WORK REQUIRED ▸
Track down every line below that holds "data" and copy it.

GIVEN ENTRIES section start

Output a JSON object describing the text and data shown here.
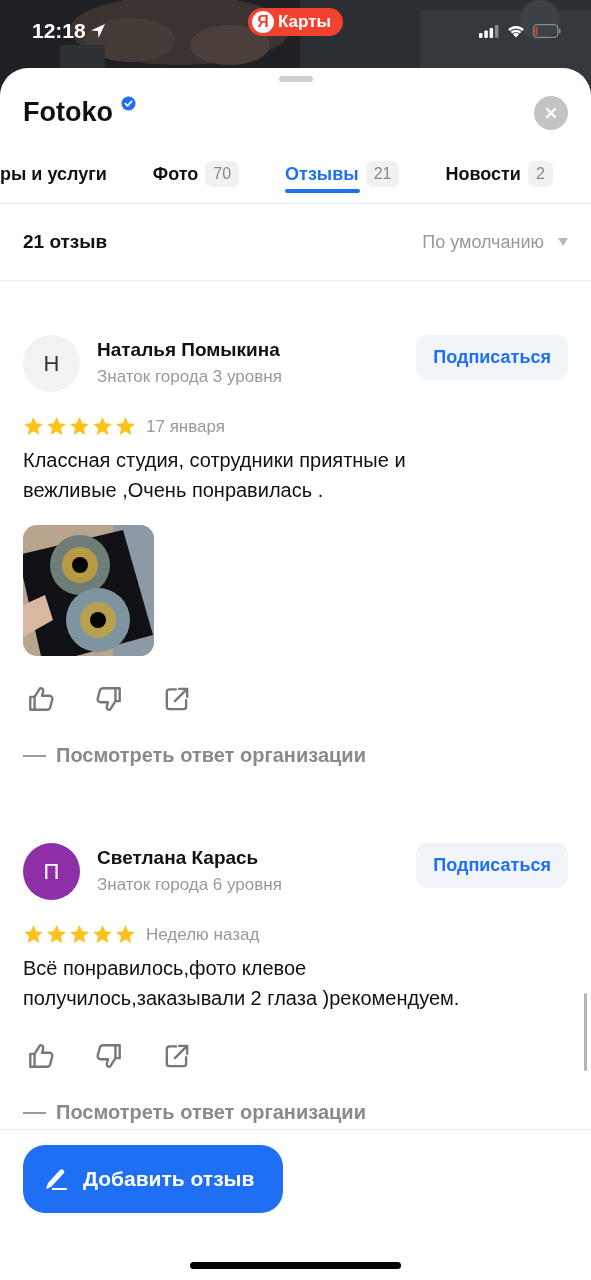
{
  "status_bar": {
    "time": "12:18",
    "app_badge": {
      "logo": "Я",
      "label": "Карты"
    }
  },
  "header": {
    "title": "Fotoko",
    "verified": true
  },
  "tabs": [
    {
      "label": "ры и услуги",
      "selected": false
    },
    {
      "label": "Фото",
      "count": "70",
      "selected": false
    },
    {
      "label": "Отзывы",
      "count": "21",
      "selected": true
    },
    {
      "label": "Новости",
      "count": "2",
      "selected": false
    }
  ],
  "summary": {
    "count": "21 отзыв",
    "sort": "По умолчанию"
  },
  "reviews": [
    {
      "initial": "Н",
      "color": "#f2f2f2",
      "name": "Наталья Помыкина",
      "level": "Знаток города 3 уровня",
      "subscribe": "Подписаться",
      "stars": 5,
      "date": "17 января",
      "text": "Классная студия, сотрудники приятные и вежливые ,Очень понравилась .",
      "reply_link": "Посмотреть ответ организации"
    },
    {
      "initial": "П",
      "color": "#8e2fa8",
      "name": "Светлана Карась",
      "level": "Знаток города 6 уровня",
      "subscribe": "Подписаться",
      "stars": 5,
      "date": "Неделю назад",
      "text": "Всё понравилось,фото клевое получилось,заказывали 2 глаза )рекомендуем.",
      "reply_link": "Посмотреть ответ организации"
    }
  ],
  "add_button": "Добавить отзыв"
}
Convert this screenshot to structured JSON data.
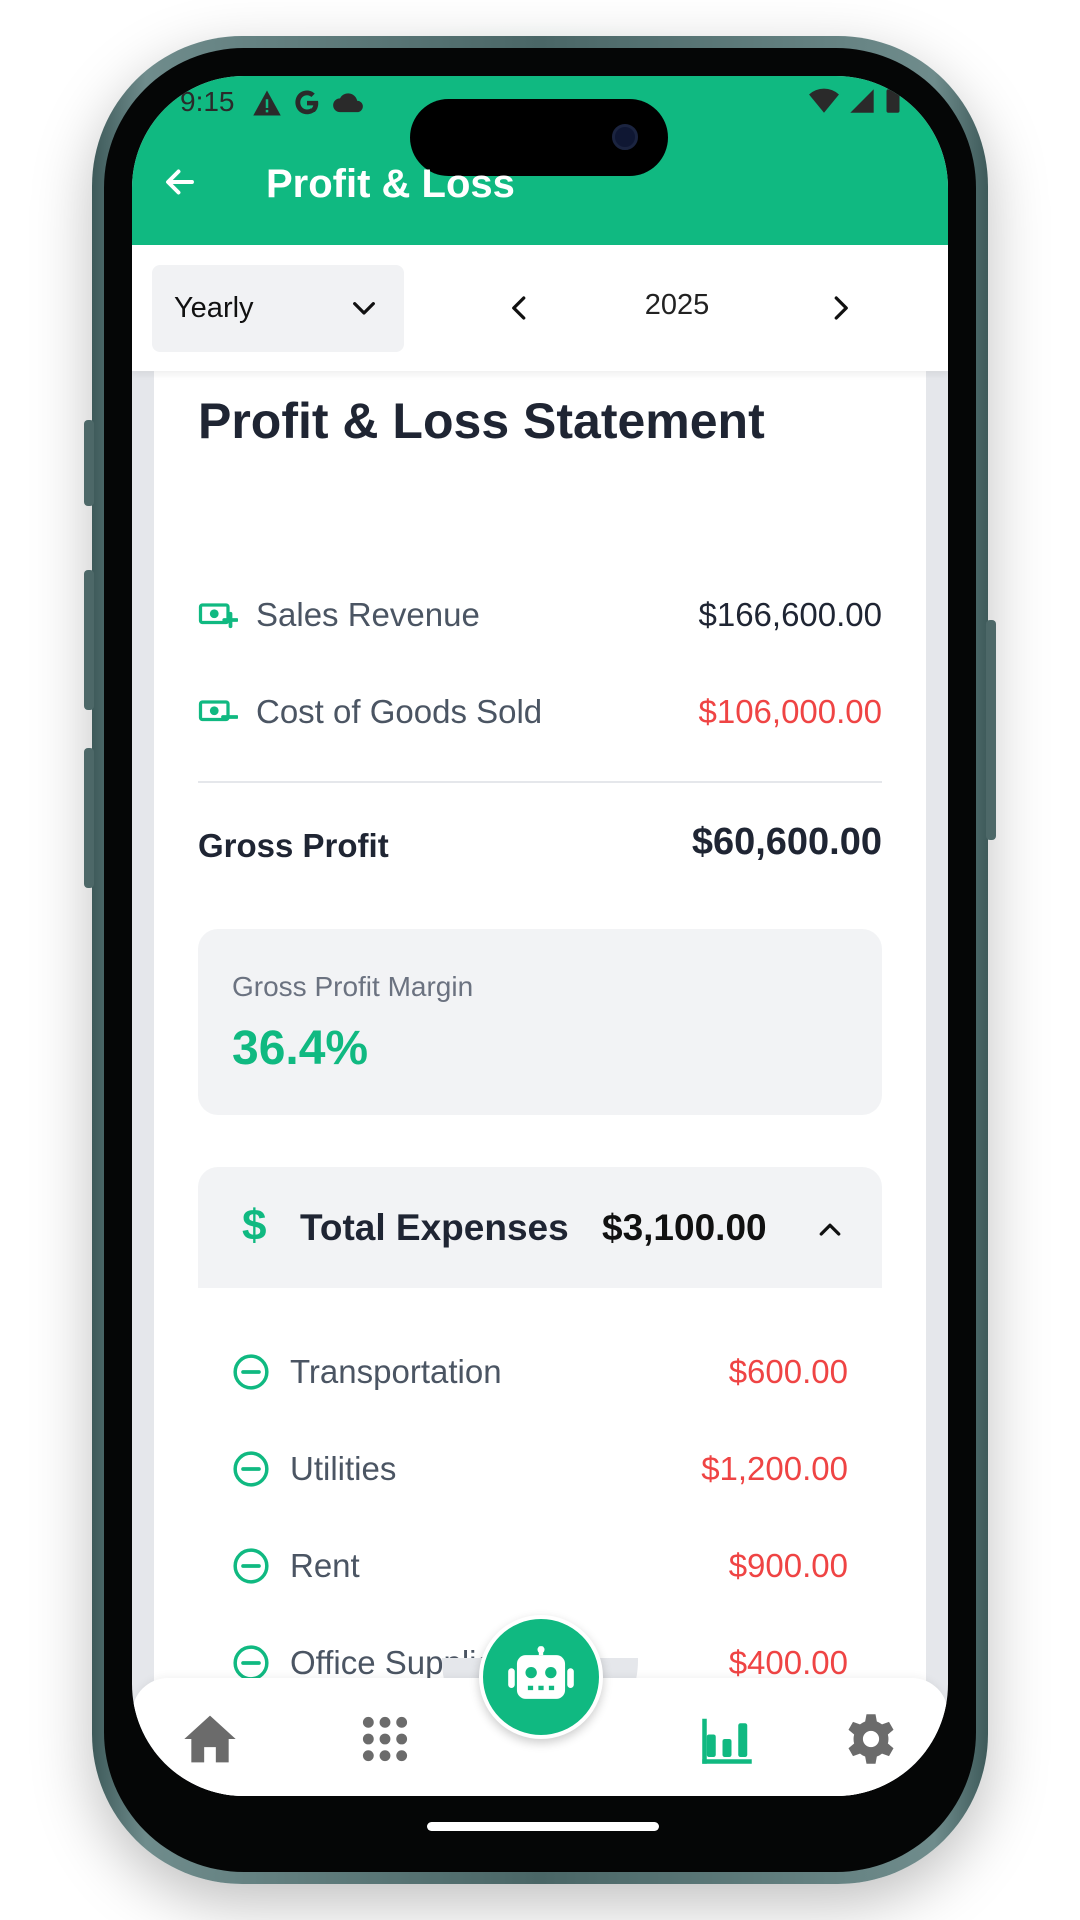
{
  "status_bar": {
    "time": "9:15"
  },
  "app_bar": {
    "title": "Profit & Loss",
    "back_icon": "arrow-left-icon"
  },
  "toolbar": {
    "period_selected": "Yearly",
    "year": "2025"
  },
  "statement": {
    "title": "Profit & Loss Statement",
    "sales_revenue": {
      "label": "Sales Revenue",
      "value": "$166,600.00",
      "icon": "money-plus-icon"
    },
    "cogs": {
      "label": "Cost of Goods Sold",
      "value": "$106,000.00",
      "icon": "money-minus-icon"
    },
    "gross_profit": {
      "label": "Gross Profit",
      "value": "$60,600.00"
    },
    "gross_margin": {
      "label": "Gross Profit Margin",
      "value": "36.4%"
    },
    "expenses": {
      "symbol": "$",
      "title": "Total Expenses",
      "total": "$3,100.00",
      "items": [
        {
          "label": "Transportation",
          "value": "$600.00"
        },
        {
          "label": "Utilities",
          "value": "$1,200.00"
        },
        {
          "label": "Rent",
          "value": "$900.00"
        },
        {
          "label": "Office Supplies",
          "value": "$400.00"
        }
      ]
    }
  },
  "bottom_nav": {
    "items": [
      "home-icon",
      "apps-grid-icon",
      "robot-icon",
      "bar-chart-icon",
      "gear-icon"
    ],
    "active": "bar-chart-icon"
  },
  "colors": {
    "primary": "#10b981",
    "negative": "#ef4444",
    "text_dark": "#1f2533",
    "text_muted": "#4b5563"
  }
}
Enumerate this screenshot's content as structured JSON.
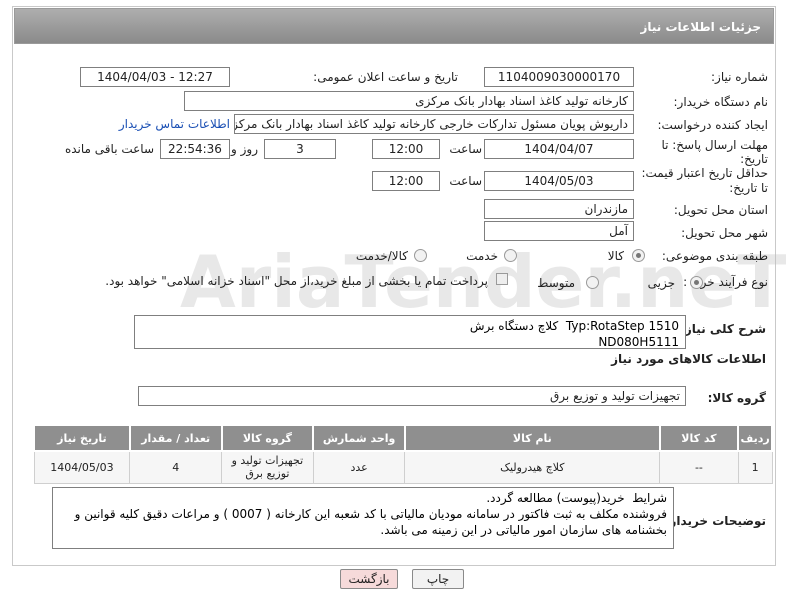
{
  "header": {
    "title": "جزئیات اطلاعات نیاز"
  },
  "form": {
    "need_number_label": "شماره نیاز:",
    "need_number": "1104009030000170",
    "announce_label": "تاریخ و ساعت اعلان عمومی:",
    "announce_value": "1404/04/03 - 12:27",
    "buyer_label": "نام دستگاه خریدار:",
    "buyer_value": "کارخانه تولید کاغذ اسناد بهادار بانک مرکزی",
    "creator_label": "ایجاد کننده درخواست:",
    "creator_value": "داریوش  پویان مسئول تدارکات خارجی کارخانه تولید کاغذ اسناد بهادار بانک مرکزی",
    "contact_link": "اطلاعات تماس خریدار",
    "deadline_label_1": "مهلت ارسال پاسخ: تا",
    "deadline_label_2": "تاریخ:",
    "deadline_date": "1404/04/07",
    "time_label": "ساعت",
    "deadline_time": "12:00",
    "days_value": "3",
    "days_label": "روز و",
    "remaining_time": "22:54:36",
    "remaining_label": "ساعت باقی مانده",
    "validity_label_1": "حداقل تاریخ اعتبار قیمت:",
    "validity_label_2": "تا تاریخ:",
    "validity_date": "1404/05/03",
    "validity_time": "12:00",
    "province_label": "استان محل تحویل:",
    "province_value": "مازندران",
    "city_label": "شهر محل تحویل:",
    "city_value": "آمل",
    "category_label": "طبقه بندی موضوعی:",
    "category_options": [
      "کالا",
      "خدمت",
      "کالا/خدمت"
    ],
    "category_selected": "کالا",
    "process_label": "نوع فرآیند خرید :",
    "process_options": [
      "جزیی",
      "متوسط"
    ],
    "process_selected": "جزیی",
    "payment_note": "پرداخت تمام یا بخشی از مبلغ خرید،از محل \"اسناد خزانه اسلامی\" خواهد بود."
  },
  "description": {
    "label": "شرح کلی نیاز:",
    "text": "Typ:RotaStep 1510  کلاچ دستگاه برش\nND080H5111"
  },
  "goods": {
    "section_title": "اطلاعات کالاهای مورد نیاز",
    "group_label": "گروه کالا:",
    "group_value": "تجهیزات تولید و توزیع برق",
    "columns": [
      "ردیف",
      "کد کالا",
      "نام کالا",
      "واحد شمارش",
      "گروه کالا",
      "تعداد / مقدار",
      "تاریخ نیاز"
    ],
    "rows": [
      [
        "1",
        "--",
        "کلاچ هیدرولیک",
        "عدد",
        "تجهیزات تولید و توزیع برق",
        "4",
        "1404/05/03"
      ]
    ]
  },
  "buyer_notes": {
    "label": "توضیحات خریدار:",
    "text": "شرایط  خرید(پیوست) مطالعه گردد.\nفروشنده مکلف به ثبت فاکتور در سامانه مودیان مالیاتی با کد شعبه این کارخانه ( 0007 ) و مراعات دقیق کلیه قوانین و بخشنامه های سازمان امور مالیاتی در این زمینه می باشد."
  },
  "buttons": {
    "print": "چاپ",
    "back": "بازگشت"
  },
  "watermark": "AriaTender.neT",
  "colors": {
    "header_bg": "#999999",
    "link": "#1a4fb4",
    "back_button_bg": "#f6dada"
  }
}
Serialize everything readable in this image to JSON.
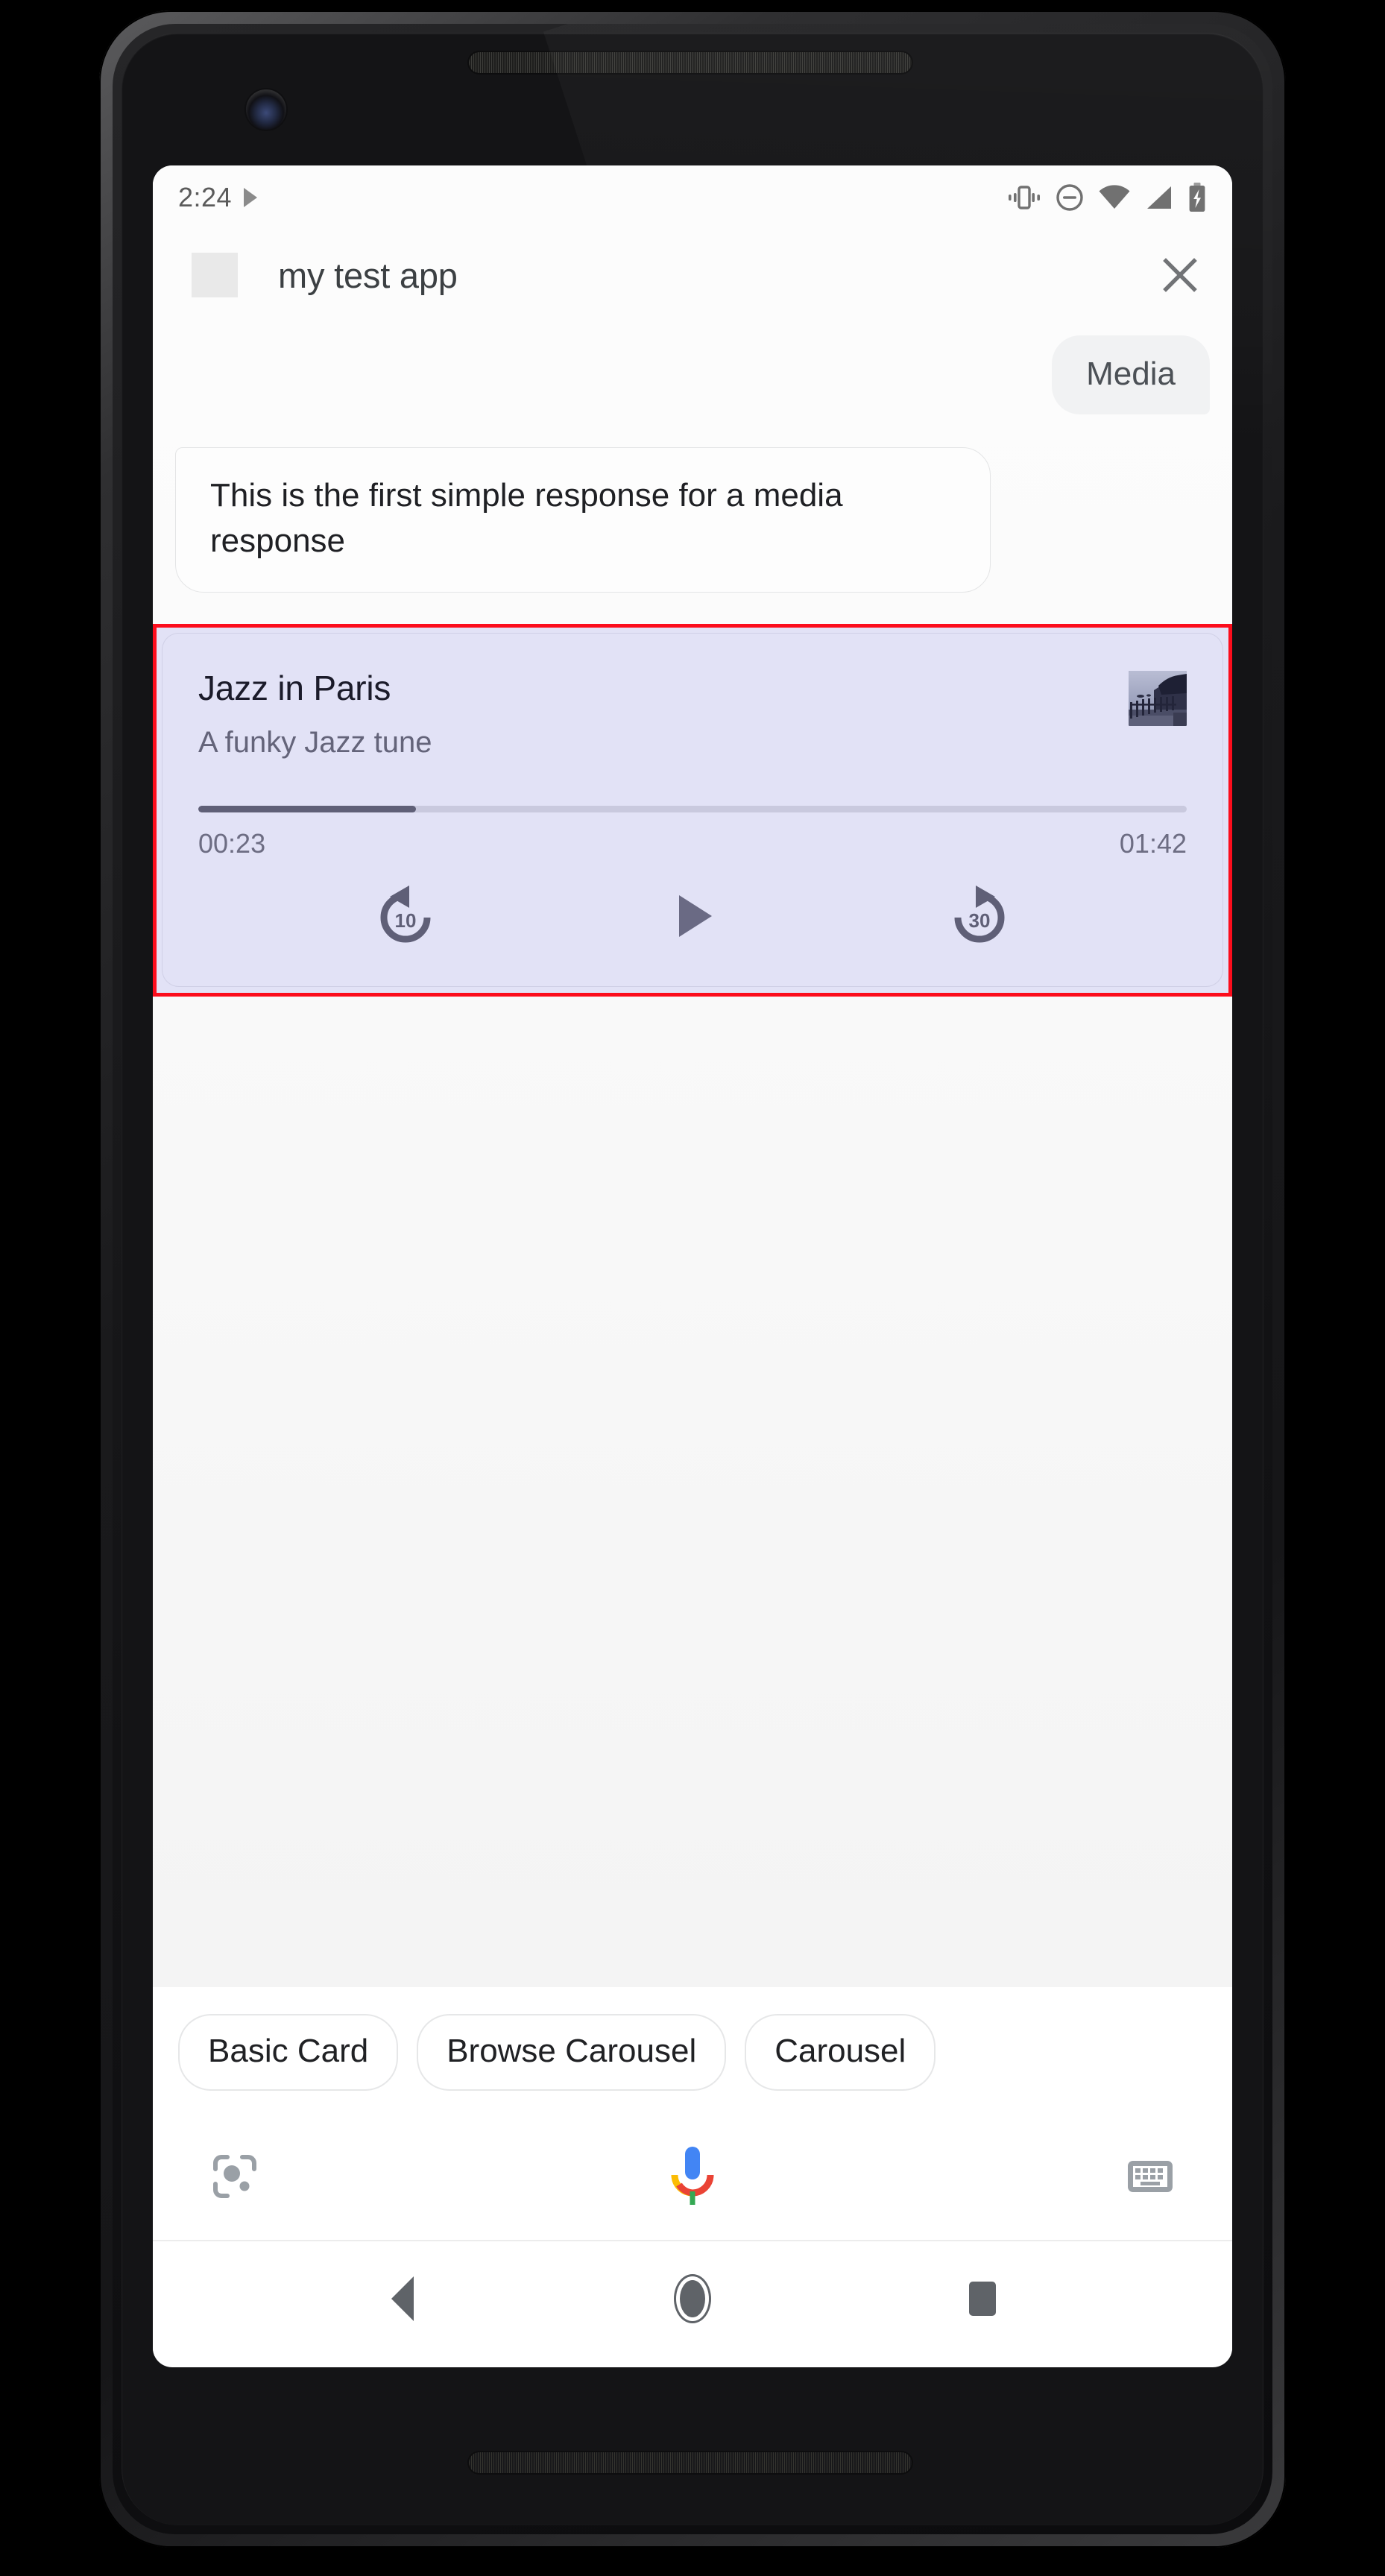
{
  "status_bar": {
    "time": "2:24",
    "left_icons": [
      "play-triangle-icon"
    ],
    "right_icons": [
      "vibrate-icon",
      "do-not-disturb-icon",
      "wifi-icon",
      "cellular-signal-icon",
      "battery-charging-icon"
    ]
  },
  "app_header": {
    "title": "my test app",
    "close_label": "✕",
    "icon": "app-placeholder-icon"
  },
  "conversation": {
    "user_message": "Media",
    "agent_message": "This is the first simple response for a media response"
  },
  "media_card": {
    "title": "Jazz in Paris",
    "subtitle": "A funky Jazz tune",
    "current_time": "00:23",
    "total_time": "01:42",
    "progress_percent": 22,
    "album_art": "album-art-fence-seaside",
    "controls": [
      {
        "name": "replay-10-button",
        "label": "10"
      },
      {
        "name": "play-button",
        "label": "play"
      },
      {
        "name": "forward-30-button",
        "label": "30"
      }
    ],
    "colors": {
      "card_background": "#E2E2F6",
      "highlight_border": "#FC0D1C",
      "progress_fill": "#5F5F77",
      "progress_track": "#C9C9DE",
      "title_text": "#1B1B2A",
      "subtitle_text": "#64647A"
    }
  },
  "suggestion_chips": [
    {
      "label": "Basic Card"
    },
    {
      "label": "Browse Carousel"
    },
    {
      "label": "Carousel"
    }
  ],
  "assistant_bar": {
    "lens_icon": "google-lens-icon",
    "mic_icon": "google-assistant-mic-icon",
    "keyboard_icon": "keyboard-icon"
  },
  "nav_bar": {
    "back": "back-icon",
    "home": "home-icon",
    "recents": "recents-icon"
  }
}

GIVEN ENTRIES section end

SOLUTION FOR THIS PROBLEM ▸
Output a JSON object describing the text and data shown here.
Convert this screenshot to structured JSON data.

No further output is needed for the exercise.